Graduate Alumni Council News
In the coming year, Patricia Wadsworth, professor of biology at the University of Massachusetts Amherst, will join Melody Brown Burkins on the Graduate Alumni Council. She will be taking over from Allan Weatherwax, who is completing his time as a member of the council this spring. Professor Weatherwax earned his PhD in physics in 1995 and frequently returns to campus to provide guidance to graduate students. The Graduate Studies Office thanks Weatherwax for his active participation on the Alumni Council and in the graduate community more generally. “Alan Weatherwax has been a great graduate representative on the council, and we will miss his leadership,” observes Assistant Dean of Recruiting, Jane Seibel.
Professor Wadsworth is an active member of her local Dartmouth Alumni Club in the Pioneer Valley, and she is looking forward to becoming involved in the Graduate Alumni Council. She completed her PhD at Dartmouth in 1983, working with Professor Roger Sloboda. The Graduate Forum recently had the opportunity to speak with Professor Wadsworth about her time at Dartmouth and decision to join the Graduate Alumni Council.
Graduate Forum (GF): What inspired you to study biology at Dartmouth?
Patricia Wadsworth (PW): My decision to study at Dartmouth stemmed from working at the Marine Biological Laboratory in Woods Hole, Massachusetts. I had completed my undergraduate degree in biology at St. Lawrence University, and I took a summer job at the Marine Biological Laboratory in Woods Hole. My boss at MBL was Ken Edds, who received his PhD degree working with Professor Robert Allen, who subsequently moved to Dartmouth as Chair of Biology. Dartmouth researchers often perform research at the Marine Biological Lab over the summers, and I actually worked with several others from Dartmouth there. Dr. Edds had very much enjoyed working with Professor Allen, and he encouraged me to pursue my PhD at Dartmouth.
GF: What types of activities were you involved in while a graduate student?
PW: I spent a lot of time working in the lab, but in addition to that I also participated as a graduate student representative to the biology faculty. There was not a Graduate Student Council at that time, but individual departments did have graduate student representatives to inform them of graduate student happenings and concerns, so I participated as a rep. I also really enjoyed the many outdoor activities that the Hanover area offers. I took up cross-country skiing and went to the Dartmouth Outing Club cabins. There was a lot of camaraderie amongst the biology graduate students, and we would have different evening gatherings throughout the term.

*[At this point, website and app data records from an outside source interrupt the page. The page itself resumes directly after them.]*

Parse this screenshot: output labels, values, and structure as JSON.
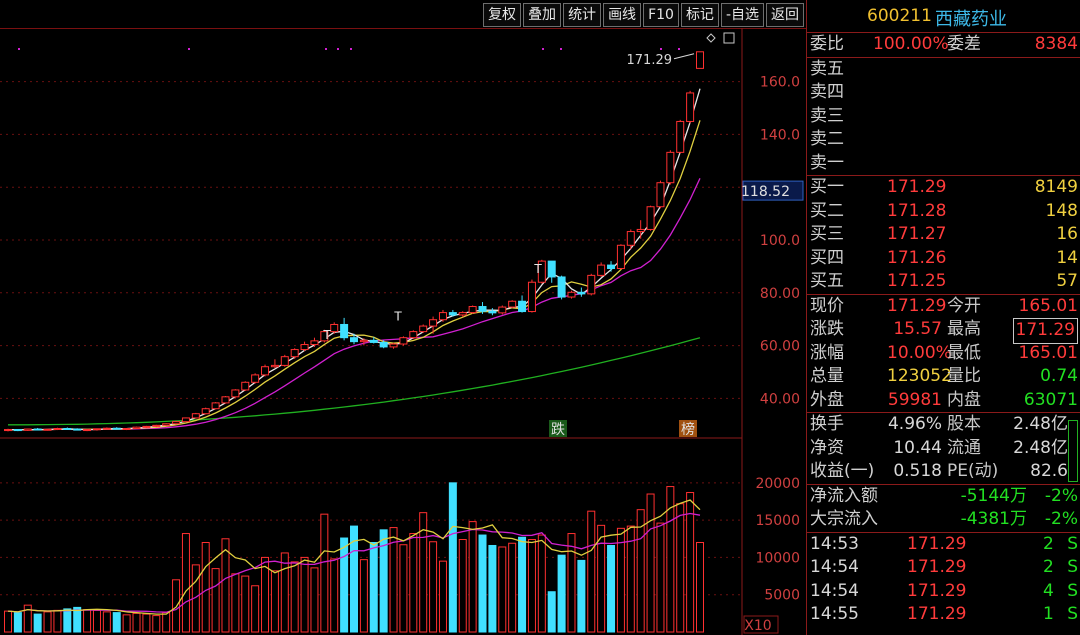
{
  "toolbar": {
    "buttons": [
      "复权",
      "叠加",
      "统计",
      "画线",
      "F10",
      "标记",
      "-自选",
      "返回"
    ]
  },
  "stock": {
    "code": "600211",
    "name": "西藏药业"
  },
  "ratio": {
    "label1": "委比",
    "value1": "100.00%",
    "label2": "委差",
    "value2": "8384"
  },
  "sell": [
    {
      "label": "卖五",
      "price": "",
      "qty": ""
    },
    {
      "label": "卖四",
      "price": "",
      "qty": ""
    },
    {
      "label": "卖三",
      "price": "",
      "qty": ""
    },
    {
      "label": "卖二",
      "price": "",
      "qty": ""
    },
    {
      "label": "卖一",
      "price": "",
      "qty": ""
    }
  ],
  "buy": [
    {
      "label": "买一",
      "price": "171.29",
      "qty": "8149"
    },
    {
      "label": "买二",
      "price": "171.28",
      "qty": "148"
    },
    {
      "label": "买三",
      "price": "171.27",
      "qty": "16"
    },
    {
      "label": "买四",
      "price": "171.26",
      "qty": "14"
    },
    {
      "label": "买五",
      "price": "171.25",
      "qty": "57"
    }
  ],
  "quote": [
    {
      "l1": "现价",
      "v1": "171.29",
      "l2": "今开",
      "v2": "165.01"
    },
    {
      "l1": "涨跌",
      "v1": "15.57",
      "l2": "最高",
      "v2": "171.29"
    },
    {
      "l1": "涨幅",
      "v1": "10.00%",
      "l2": "最低",
      "v2": "165.01"
    },
    {
      "l1": "总量",
      "v1": "123052",
      "l2": "量比",
      "v2": "0.74"
    },
    {
      "l1": "外盘",
      "v1": "59981",
      "l2": "内盘",
      "v2": "63071"
    }
  ],
  "fundamentals": [
    {
      "l1": "换手",
      "v1": "4.96%",
      "l2": "股本",
      "v2": "2.48亿"
    },
    {
      "l1": "净资",
      "v1": "10.44",
      "l2": "流通",
      "v2": "2.48亿"
    },
    {
      "l1": "收益(一)",
      "v1": "0.518",
      "l2": "PE(动)",
      "v2": "82.6"
    }
  ],
  "flows": [
    {
      "label": "净流入额",
      "value": "-5144万",
      "pct": "-2%"
    },
    {
      "label": "大宗流入",
      "value": "-4381万",
      "pct": "-2%"
    }
  ],
  "ticks": [
    {
      "time": "14:53",
      "price": "171.29",
      "vol": "2",
      "side": "S"
    },
    {
      "time": "14:54",
      "price": "171.29",
      "vol": "2",
      "side": "S"
    },
    {
      "time": "14:54",
      "price": "171.29",
      "vol": "4",
      "side": "S"
    },
    {
      "time": "14:55",
      "price": "171.29",
      "vol": "1",
      "side": "S"
    }
  ],
  "chart_data": {
    "type": "candlestick",
    "price_axis": {
      "ticks": [
        "160.0",
        "140.0",
        "120.0",
        "100.0",
        "80.00",
        "60.00",
        "40.00"
      ],
      "ylim": [
        25,
        175
      ]
    },
    "current_marker": "118.52",
    "high_annotation": "171.29",
    "volume_axis": {
      "ticks": [
        "20000",
        "15000",
        "10000",
        "5000"
      ],
      "unit": "X10",
      "ylim": [
        0,
        24000
      ]
    },
    "labels": {
      "drop": "跌",
      "board": "榜"
    },
    "candles": [
      [
        28,
        28.5,
        27.5,
        28.2
      ],
      [
        28.2,
        28.4,
        27.6,
        27.9
      ],
      [
        27.9,
        28.6,
        27.7,
        28.4
      ],
      [
        28.4,
        28.8,
        28.0,
        28.1
      ],
      [
        28.1,
        28.5,
        27.8,
        28.3
      ],
      [
        28.3,
        28.9,
        28.0,
        28.6
      ],
      [
        28.6,
        29.0,
        28.1,
        28.4
      ],
      [
        28.4,
        28.7,
        27.9,
        28.0
      ],
      [
        28.0,
        28.4,
        27.6,
        28.2
      ],
      [
        28.2,
        28.6,
        27.8,
        28.5
      ],
      [
        28.5,
        29.0,
        28.2,
        28.7
      ],
      [
        28.7,
        29.1,
        28.3,
        28.4
      ],
      [
        28.4,
        28.8,
        28.0,
        28.6
      ],
      [
        28.6,
        29.3,
        28.4,
        29.1
      ],
      [
        29.1,
        29.6,
        28.8,
        29.4
      ],
      [
        29.4,
        30.0,
        29.1,
        29.8
      ],
      [
        29.8,
        30.6,
        29.5,
        30.4
      ],
      [
        30.4,
        31.5,
        30.1,
        31.2
      ],
      [
        31.2,
        32.8,
        31.0,
        32.6
      ],
      [
        32.6,
        34.5,
        32.3,
        34.2
      ],
      [
        34.2,
        36.5,
        33.9,
        36.1
      ],
      [
        36.1,
        38.6,
        35.8,
        38.3
      ],
      [
        38.3,
        40.9,
        38.0,
        40.6
      ],
      [
        40.6,
        43.5,
        40.2,
        43.2
      ],
      [
        43.2,
        46.5,
        42.8,
        46.1
      ],
      [
        46.1,
        49.5,
        45.6,
        48.9
      ],
      [
        48.9,
        52.8,
        48.3,
        52.0
      ],
      [
        52.0,
        54.8,
        51.5,
        52.5
      ],
      [
        52.5,
        56.5,
        52.0,
        55.8
      ],
      [
        55.8,
        59.0,
        55.0,
        58.5
      ],
      [
        58.5,
        61.5,
        57.9,
        60.4
      ],
      [
        60.4,
        63.0,
        59.5,
        61.8
      ],
      [
        61.8,
        66.0,
        61.2,
        65.3
      ],
      [
        65.3,
        68.8,
        64.5,
        68.0
      ],
      [
        68.0,
        70.5,
        62.0,
        63.0
      ],
      [
        63.0,
        64.5,
        60.5,
        61.5
      ],
      [
        61.5,
        62.8,
        60.1,
        62.0
      ],
      [
        62.0,
        63.2,
        60.8,
        61.2
      ],
      [
        61.2,
        62.0,
        59.0,
        59.5
      ],
      [
        59.5,
        61.0,
        58.8,
        60.6
      ],
      [
        60.6,
        63.5,
        60.0,
        63.0
      ],
      [
        63.0,
        65.8,
        62.5,
        65.3
      ],
      [
        65.3,
        68.0,
        64.8,
        67.4
      ],
      [
        67.4,
        71.0,
        64.5,
        69.8
      ],
      [
        69.8,
        73.5,
        69.0,
        72.5
      ],
      [
        72.5,
        73.5,
        71.0,
        71.6
      ],
      [
        71.6,
        73.0,
        70.8,
        72.5
      ],
      [
        72.5,
        75.2,
        72.0,
        74.8
      ],
      [
        74.8,
        76.5,
        72.0,
        73.0
      ],
      [
        73.0,
        74.2,
        71.5,
        72.4
      ],
      [
        72.4,
        75.2,
        71.8,
        74.6
      ],
      [
        74.6,
        77.2,
        74.2,
        76.8
      ],
      [
        76.8,
        79.0,
        72.5,
        72.9
      ],
      [
        72.9,
        85.0,
        72.5,
        84.0
      ],
      [
        84.0,
        92.5,
        83.5,
        92.0
      ],
      [
        92.0,
        89.5,
        83.8,
        86.0
      ],
      [
        86.0,
        86.5,
        77.5,
        78.4
      ],
      [
        78.4,
        80.8,
        77.8,
        80.2
      ],
      [
        80.2,
        82.0,
        78.5,
        79.6
      ],
      [
        79.6,
        87.2,
        79.0,
        86.6
      ],
      [
        86.6,
        91.5,
        86.0,
        90.5
      ],
      [
        90.5,
        92.0,
        88.0,
        89.2
      ],
      [
        89.2,
        98.4,
        88.8,
        98.0
      ],
      [
        98.0,
        104.0,
        96.5,
        103.2
      ],
      [
        103.2,
        107.5,
        100.5,
        104.0
      ],
      [
        104.0,
        113.0,
        103.5,
        112.6
      ],
      [
        112.6,
        122.5,
        112.0,
        121.7
      ],
      [
        121.7,
        134.0,
        121.0,
        133.2
      ],
      [
        133.2,
        145.5,
        132.8,
        144.9
      ],
      [
        144.9,
        156.5,
        144.2,
        155.7
      ],
      [
        165.01,
        171.29,
        165.01,
        171.29
      ]
    ],
    "volumes": [
      2800,
      2600,
      3600,
      2400,
      2700,
      2900,
      3100,
      3300,
      3000,
      2900,
      2700,
      2600,
      2300,
      2500,
      2400,
      2200,
      2600,
      7000,
      13200,
      9000,
      12000,
      8500,
      12500,
      7800,
      7500,
      6200,
      10000,
      8200,
      10600,
      9400,
      10000,
      8600,
      15800,
      9800,
      12600,
      14200,
      9700,
      12000,
      13700,
      14000,
      11700,
      13200,
      16000,
      12100,
      9500,
      20000,
      12400,
      14800,
      13000,
      11600,
      11400,
      11900,
      12700,
      12400,
      13000,
      5400,
      10300,
      13200,
      9600,
      16200,
      14300,
      11600,
      13900,
      14200,
      16400,
      18500,
      14600,
      19500,
      17200,
      18700,
      12000
    ],
    "markers": [
      "T",
      "T",
      "T"
    ]
  }
}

GF: How did your graduate experience at Dartmouth prepare you for your position as a professor?
PW: As a graduate student, I had the opportunity to be a teaching assistant for several different courses. I feel that being a TA was great preparation for the teaching that I do now. The undergraduate students at Dartmouth are very bright and working with them was both challenging and satisfying. Although at the time I was primarily interested in being in the lab and working on my research, I think it would have been much harder for me to transition to a faculty position had I not had the chance to observe Dartmouth professors teaching and work with undergraduates there.
GF: What was it that made you decide you wanted to be a part of the Graduate Alumni Council?
PW: There are really two reasons that I decided to get involved in the Alumni Council. The first is that as a professional, I feel that it is important to maintain connections with the institution where you studied. As a graduate student, you are heavily involved in the work of your advisor, and when you graduate, you tend to maintain that connection to your mentor as you become a young faculty member. However, it is also important to have broader connections to the institution as a whole and to have interactions with your other classmates. I think that at the time I graduated, there was less emphasis on mentoring activities and maintaining connections, but now there is starting to be more recognition of how important these mentoring connections are.
The second reason that I decided to join the Council was that I am already involved in the Pioneer Valley Dartmouth Alumni Club. My father-in-law, who graduated from Dartmouth in 1939, is very active in the Alumni Club, and I started attending events with him and really enjoyed them. They have annual dinners, activities for families, and other events two to three times a year. Based on my interactions with the Alumni Club, I decided that I would like to be more involved in the broader Dartmouth alumni community and joining the Council seemed like a great way to get involved.
GF: Do you have any specific goals for the Alumni Council?
PW: My main goal is to enhance the opportunities for graduate alumni to get involved in the Dartmouth community.
We thank Professor Wadsworth for taking the time to talk with us, and we look forward to working with her in the future to promote the work of the Graduate Alumni Council!